KAHULUI - On the heels of the release of a report by a University of Hawaii Board of Regents advisory task force investigating the $200,000 Stevie Wonder concert scam, the board and UH President M.R.C. Greenwood agreed Thursday that she would keep her job and that their partnership "will continue and remains strong."
"Each acknowledged that the concert fiasco and its aftermath created strains in the university's leadership," a statement from the board Thursday night said. "Soul-searching has led the regents and the president to rededicate themselves to the university's unique role in educating the people of Hawaii as well as serving as a center for productive and innovative research."
The statement from the Board of Regents also said that Greenwood apologized for having sent a letter to the board through her attorney Oct. 2 asking for a $2 million payout to be released from her duties and citing political pressure from state officials that interfered with her ability to do her job.
"President Greenwood apologizes for having sent the letter to the Board of Regents, which she has since withdrawn, and has no plans to bring legal action against the university or the board," the statement said.
The decision to retain Greenwood came after a board meeting Thursday at the University of Hawaii Maui College, where regents accepted a task force report essentially accusing multiple administrators of showing poor judgment and a lack of oversight.

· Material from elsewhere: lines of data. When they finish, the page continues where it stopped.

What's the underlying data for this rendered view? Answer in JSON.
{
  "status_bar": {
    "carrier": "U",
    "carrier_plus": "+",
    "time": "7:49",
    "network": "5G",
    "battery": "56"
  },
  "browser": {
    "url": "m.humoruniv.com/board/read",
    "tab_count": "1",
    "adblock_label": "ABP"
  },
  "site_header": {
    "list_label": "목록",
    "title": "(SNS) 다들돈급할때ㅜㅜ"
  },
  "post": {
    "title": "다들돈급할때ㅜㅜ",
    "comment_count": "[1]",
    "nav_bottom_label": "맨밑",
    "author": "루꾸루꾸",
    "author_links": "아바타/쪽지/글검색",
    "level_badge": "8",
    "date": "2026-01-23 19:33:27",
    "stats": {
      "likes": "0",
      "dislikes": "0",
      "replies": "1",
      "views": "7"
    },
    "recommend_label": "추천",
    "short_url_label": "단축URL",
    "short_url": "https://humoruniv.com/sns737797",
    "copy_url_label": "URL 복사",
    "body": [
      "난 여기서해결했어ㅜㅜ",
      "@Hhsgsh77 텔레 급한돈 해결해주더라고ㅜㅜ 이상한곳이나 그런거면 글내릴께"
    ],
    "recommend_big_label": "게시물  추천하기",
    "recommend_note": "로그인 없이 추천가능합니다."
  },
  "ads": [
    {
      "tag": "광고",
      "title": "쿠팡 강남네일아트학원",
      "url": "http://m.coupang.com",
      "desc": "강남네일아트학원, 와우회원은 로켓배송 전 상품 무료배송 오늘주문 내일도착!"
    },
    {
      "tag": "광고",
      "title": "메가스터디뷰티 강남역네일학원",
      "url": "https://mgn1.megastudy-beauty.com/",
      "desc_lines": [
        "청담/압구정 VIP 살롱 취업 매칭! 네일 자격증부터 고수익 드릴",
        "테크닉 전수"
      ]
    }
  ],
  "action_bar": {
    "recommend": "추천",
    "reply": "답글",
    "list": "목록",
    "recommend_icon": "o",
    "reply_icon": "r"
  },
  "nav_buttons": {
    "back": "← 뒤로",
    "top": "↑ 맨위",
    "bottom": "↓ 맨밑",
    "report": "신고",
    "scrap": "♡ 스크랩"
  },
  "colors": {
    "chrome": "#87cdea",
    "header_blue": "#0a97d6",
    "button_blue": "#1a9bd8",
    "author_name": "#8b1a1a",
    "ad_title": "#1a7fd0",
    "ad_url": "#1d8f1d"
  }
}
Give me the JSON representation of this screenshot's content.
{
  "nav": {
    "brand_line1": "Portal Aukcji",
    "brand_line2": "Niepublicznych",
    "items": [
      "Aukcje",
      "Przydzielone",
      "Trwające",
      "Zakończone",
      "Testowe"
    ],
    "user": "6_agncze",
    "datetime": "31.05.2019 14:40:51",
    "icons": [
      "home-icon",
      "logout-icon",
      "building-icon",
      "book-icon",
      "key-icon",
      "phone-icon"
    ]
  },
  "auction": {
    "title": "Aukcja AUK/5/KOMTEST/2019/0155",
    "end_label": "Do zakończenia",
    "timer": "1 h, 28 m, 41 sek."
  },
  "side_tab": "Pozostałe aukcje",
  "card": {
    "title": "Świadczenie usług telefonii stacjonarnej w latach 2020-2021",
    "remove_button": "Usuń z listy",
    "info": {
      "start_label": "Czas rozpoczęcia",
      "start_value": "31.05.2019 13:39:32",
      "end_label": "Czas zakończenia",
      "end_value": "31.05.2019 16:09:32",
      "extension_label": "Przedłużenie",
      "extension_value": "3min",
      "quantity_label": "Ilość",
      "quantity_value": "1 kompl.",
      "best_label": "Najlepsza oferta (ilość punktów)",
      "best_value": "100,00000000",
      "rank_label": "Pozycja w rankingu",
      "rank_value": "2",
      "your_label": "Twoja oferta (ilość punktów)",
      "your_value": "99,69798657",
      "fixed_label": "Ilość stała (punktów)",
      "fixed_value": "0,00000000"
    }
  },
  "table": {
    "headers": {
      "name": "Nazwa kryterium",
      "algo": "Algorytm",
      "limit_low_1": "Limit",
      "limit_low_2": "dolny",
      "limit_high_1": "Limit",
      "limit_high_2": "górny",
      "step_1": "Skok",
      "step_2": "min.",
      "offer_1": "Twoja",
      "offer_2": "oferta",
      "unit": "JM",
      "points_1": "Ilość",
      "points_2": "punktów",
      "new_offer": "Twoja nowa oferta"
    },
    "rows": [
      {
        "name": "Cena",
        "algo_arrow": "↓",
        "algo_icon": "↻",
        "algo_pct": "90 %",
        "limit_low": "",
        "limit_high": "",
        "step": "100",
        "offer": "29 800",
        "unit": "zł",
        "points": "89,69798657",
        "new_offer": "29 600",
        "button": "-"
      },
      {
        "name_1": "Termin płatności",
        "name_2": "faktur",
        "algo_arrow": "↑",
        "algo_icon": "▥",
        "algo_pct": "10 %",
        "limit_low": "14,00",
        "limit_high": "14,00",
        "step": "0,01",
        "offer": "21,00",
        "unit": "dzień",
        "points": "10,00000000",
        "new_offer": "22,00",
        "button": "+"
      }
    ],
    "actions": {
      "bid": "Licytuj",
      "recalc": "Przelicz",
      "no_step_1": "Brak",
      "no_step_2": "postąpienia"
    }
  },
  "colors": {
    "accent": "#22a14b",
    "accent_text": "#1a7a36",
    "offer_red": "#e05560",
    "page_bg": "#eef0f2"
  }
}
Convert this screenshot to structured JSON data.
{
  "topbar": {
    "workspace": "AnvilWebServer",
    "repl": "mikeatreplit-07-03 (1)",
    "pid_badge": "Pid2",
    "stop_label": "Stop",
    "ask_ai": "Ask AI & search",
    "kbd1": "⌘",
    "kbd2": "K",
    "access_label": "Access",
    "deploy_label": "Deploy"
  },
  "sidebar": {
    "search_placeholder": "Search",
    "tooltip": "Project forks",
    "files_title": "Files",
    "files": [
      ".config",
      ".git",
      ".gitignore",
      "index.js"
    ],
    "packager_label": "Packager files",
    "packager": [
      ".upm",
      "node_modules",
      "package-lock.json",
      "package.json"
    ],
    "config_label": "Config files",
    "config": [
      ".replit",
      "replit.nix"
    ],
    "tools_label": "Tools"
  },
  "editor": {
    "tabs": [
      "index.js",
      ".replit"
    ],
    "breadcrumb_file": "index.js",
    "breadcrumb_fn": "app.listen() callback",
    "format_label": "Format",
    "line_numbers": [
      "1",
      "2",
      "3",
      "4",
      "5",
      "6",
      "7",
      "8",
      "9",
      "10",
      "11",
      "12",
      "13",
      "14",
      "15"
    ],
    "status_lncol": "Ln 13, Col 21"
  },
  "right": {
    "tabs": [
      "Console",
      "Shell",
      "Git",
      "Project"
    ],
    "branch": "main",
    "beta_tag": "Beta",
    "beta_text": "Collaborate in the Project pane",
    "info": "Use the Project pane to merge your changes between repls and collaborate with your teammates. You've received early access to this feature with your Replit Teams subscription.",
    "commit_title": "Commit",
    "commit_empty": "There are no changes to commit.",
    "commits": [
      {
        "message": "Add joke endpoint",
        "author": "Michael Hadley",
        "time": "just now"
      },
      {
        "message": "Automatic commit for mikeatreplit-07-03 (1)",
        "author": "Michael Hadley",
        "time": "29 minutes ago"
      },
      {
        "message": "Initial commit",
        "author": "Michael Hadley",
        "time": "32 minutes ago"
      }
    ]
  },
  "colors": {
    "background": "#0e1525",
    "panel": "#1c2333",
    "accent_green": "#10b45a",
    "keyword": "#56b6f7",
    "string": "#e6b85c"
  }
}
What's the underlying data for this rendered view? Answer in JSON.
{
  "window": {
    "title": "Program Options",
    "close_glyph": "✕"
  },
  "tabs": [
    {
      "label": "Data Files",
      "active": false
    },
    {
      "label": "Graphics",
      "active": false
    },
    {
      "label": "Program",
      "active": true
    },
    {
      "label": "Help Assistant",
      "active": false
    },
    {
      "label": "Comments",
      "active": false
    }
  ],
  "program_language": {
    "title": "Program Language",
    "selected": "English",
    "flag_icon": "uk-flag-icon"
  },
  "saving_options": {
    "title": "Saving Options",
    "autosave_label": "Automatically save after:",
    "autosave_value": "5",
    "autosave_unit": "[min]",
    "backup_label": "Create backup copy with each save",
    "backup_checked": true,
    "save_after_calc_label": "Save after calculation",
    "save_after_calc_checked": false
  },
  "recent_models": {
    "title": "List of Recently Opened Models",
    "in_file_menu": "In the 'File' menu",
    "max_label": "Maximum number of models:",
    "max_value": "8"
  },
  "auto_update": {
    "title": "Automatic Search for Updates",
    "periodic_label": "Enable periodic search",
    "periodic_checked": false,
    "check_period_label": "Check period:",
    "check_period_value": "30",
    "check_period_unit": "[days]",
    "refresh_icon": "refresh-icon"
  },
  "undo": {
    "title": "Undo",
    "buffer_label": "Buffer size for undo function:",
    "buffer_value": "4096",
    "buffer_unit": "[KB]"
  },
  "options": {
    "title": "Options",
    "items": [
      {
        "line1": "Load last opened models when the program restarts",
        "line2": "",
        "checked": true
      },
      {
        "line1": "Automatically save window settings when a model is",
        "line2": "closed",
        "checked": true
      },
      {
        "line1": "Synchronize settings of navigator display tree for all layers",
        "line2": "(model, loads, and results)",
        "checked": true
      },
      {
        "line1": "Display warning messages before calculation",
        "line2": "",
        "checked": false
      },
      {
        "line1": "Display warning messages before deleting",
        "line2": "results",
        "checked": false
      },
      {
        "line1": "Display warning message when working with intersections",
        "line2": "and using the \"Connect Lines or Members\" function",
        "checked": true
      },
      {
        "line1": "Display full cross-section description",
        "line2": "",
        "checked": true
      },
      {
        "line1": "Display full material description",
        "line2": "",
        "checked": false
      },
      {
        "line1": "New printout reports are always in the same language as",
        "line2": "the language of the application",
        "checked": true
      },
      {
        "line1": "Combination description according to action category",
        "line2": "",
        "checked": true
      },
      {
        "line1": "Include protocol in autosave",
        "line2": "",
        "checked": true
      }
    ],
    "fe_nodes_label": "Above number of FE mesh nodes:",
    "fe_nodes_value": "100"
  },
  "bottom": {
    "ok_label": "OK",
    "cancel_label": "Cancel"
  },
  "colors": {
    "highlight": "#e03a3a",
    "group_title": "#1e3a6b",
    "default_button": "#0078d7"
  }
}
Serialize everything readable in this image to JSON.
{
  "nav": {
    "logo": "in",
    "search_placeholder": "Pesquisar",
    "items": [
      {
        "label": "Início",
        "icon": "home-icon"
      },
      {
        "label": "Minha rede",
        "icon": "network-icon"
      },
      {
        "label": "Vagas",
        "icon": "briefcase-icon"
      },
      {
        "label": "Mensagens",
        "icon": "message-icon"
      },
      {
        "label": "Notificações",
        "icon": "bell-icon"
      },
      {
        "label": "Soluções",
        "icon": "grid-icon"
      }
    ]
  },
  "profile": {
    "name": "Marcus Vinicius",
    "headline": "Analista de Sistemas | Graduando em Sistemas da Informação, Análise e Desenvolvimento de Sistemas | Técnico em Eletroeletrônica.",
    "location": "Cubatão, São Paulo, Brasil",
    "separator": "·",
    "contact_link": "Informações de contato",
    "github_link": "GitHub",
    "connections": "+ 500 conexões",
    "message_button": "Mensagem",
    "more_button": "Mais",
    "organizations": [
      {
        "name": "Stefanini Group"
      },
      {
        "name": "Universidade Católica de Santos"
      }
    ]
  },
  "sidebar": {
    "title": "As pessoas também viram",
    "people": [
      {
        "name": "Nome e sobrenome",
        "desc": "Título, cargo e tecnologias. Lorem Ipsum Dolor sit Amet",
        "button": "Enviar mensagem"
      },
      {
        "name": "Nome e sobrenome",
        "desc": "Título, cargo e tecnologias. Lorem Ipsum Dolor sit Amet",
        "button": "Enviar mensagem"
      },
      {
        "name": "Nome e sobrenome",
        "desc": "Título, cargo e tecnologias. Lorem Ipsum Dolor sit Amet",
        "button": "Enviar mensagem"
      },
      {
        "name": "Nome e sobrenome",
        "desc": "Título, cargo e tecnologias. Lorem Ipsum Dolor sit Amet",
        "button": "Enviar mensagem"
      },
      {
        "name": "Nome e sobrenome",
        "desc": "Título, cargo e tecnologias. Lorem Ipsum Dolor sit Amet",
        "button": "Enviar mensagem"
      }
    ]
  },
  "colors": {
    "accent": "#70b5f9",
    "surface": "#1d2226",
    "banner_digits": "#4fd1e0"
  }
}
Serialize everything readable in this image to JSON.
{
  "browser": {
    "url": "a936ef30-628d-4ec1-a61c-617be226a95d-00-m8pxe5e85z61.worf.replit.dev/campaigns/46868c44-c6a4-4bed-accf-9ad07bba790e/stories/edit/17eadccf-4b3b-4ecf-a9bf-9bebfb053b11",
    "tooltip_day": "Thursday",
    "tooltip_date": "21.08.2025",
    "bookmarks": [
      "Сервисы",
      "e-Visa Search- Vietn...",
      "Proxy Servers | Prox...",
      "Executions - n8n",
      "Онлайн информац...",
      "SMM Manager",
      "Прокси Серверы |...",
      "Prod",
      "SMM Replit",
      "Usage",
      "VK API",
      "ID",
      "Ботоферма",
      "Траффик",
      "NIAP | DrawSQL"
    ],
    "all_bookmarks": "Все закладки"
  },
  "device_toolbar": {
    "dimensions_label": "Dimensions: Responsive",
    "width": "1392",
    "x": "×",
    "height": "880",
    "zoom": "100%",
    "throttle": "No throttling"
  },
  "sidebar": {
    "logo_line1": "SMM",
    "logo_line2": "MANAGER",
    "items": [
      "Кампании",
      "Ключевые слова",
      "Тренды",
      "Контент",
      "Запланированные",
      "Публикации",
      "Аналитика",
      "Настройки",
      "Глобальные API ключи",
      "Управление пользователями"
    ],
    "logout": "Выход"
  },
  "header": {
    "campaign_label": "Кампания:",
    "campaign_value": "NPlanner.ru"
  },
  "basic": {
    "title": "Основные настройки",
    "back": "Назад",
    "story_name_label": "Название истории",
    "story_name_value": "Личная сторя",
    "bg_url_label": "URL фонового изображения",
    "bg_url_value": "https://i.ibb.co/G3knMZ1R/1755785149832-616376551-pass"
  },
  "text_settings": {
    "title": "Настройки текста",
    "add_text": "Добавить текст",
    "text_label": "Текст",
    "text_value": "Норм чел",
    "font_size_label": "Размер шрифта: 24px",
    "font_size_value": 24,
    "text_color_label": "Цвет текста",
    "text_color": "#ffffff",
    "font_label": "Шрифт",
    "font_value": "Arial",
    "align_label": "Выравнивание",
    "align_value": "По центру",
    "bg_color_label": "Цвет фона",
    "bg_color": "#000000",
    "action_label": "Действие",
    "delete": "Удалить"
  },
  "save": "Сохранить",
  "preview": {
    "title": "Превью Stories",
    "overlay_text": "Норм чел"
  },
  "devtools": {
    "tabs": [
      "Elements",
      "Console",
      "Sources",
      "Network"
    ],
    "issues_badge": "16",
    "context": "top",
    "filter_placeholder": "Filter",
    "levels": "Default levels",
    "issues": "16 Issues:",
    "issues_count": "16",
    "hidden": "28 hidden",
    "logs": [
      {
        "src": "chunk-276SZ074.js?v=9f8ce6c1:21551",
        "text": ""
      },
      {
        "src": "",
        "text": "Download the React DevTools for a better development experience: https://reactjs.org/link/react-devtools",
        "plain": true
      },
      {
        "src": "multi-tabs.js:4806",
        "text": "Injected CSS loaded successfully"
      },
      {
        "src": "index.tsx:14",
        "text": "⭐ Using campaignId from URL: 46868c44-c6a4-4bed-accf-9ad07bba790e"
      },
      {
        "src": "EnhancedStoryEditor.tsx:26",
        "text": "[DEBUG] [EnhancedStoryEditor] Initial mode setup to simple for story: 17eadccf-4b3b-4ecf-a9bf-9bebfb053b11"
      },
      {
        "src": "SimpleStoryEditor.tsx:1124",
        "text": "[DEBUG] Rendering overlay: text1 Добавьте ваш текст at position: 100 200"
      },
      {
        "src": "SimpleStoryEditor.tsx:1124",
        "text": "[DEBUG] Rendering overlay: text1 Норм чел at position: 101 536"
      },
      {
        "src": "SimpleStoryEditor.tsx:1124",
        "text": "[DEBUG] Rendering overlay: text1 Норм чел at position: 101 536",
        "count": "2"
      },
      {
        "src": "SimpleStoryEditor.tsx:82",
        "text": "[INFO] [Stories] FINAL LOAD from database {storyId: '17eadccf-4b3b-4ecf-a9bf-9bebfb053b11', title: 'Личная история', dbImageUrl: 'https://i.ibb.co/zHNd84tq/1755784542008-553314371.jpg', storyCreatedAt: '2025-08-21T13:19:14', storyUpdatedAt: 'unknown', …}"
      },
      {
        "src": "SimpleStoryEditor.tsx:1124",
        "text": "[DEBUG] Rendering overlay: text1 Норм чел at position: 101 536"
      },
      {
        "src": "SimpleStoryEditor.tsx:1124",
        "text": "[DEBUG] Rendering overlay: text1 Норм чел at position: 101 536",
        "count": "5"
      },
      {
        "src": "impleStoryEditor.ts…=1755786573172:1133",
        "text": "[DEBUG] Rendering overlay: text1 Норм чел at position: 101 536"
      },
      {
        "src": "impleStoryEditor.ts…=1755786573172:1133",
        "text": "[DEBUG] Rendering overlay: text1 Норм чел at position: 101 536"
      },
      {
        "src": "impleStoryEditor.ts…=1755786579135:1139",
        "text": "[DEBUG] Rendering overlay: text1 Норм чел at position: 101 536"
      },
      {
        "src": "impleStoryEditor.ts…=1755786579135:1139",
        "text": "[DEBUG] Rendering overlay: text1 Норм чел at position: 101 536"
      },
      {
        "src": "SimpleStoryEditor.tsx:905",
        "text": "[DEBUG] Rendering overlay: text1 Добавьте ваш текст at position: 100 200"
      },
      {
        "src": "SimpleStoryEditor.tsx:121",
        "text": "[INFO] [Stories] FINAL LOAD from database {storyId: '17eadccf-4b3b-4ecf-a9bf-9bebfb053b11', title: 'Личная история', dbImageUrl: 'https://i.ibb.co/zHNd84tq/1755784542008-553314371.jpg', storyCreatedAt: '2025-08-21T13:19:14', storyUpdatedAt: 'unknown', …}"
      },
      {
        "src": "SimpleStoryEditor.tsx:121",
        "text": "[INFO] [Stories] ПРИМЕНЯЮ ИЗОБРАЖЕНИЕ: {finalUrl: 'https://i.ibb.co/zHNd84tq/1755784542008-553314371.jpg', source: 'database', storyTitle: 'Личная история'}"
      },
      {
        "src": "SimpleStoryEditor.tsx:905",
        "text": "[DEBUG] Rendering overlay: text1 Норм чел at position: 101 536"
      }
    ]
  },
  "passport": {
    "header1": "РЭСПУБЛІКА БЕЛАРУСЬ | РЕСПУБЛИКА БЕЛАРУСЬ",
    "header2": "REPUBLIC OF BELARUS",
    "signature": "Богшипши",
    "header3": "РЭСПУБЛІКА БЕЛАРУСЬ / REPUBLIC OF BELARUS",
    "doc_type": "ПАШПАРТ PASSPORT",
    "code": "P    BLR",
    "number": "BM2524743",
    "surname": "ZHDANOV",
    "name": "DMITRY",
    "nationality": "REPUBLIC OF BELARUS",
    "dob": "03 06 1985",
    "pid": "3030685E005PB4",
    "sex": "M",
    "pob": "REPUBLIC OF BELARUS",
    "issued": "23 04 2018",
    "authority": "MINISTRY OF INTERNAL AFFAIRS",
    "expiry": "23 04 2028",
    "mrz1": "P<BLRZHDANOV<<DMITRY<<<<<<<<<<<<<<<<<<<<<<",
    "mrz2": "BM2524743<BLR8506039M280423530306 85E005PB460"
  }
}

Regents left the Maui meeting without making any decisions publicly, other than to accept the task force reports. They met privately Thursday for several hours in a closed executive session and emerged without public comment.
The independent Operation and Financial Controls Improvement Advisory Task Force Group produced the 61-page report. The nine-member panel is a combination of regents and business leaders. Maui Regent Saedene Ota, a local businesswoman, is a member of the task force.
Investigators repeatedly put much of the lack of judgment and responsibility on Greenwood, administrators, and former UH Athletic Director Jim Donovan and his staff for not following existing protocols and policies.
The report says that the UH Athletic Department exercised a great deal of control over the process and in areas that are typically within the administration's purview, according to the task force findings.
The concert scam touched off a firestorm over the effectiveness of Greenwood and Donovan.
The department tried to put on a Wonder concert in August as a fundraiser. The school paid $200,000 to a promoter as a deposit but learned after tickets went on sale that neither Wonder nor his representatives authorized the show.
A North Carolina man is scheduled to be arraigned in federal court next week on charges that he scammed the university.
The cash-strapped athletic department evidently jumped at the chance for a high-profile fundraiser. But the school, in fact, was dealing with shell company Epic Talent LLC. The university now is on the hook for renting out the Stan Sheriff Center and reimbursing ticket buyers, in addition to other costs.
Donovan was responsible for an agreement with local promoter BPE Promotions Inc. to lease Stan Sheriff Center for the concert, the report concludes.
Donovan authorized Carl Clapp, the university's associate athletic director for administrative services, to sign the agreement on his behalf. Stan Sheriff Center Director Rick Sheriff was directly responsible for ensuring compliance with the agreement, the report said.
Both Clapp and Sheriff were responsible for ensuring that the department had the authority to authorize the $200,000 payment, it said.
The task force wasn't able to determine who authorized the school to print and sell tickets. No documentation exists on the matter, the report said.
The report can be viewed online at www.hawaii.edu/offices/bor.
* The Associated Press contributed to this report.